With two staff funded by CWS and 12 talented and passionate volunteers, CCS is making life better for people caring for orphans and vulnerable children affected by HIV and AIDS. CCS has organised them into 25 local associations. The first phase of the programme from 2008-2012 funded 495 rainwater tanks for 530 caregivers and 1742 children. In the second phase beginning in 2013, 300 new tanks have been built so far. Another 420 tanks are needed for members caring for 2321 children.
The local associations at the centre of the programme meet monthly to share their problems and learn new skills. CCS visits regularly to teach farming techniques to cope with changing weather patterns, train on improved hygiene and sanitation, and educate on HIV and AIDS. In addition, they supervise the revolving credit fund and rainwater harvesting tank construction. CWS matches half the cost of a basic tank—the caregiver pays for the rest. The associations decide who will get the next tank by ballot.
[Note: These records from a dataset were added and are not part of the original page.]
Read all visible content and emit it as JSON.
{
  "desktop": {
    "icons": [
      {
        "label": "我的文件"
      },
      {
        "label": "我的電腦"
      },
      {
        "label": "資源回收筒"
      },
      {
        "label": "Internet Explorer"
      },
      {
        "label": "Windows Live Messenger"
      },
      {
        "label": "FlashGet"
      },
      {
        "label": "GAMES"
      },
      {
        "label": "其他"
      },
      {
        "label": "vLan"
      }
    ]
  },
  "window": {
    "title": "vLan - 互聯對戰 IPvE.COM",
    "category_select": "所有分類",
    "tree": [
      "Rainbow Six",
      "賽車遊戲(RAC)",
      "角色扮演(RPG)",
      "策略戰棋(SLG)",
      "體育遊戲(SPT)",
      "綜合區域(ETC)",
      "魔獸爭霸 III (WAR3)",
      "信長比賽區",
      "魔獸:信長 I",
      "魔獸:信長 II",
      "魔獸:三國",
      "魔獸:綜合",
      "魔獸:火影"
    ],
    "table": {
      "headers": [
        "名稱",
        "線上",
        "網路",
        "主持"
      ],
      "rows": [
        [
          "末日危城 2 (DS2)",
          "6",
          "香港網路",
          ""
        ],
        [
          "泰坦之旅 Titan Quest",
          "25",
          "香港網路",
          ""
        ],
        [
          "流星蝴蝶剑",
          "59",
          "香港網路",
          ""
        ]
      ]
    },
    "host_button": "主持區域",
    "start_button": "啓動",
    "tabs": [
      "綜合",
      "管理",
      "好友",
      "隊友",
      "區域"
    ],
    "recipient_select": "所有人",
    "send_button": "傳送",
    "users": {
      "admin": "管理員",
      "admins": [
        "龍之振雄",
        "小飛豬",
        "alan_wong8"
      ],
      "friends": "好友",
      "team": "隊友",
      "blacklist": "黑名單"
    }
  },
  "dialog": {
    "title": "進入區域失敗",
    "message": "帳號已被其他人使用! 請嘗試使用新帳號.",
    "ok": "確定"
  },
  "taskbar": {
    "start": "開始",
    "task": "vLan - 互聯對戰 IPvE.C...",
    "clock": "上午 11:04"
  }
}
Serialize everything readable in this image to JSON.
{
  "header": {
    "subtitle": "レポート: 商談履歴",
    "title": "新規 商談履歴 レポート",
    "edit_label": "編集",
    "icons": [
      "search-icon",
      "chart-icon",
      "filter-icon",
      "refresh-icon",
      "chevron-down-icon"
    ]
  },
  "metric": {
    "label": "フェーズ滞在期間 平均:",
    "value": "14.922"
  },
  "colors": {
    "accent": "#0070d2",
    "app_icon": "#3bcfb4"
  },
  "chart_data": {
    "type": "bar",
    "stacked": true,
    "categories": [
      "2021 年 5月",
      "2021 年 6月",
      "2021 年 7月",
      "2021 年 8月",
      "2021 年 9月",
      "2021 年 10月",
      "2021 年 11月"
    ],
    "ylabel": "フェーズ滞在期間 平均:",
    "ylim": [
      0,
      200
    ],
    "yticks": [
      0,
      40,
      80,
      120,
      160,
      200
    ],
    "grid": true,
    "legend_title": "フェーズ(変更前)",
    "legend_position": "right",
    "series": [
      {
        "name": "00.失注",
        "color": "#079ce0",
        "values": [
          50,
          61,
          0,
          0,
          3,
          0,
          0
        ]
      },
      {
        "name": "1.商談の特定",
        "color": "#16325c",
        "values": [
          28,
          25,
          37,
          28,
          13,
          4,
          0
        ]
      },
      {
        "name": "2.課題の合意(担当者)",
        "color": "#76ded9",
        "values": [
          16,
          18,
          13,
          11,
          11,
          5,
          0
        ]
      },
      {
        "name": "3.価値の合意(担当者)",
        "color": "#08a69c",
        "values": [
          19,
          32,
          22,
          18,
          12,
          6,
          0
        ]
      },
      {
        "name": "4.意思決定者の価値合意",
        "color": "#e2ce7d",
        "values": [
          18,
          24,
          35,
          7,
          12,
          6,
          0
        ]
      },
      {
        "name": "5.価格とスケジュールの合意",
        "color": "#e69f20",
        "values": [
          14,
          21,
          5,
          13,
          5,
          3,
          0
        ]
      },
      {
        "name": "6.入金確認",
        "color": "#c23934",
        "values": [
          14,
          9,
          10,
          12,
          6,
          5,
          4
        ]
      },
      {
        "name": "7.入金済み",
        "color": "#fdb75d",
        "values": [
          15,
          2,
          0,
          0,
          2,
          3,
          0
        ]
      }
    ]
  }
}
Some contribute additional funds to build larger tanks. With water on tap, families have expanded production and started new businesses to improve household income.
Rainwater tanks are freeing up time and resources so children can attend primary school. Caregivers cannot afford secondary education so their children are often exploited for cheap labour. In collaboration with caregivers, CCS has begun a new initiative to give young people new opportunities and respect.
Read the annual report 2017/8.
Centre for Community Solidarity (CCS)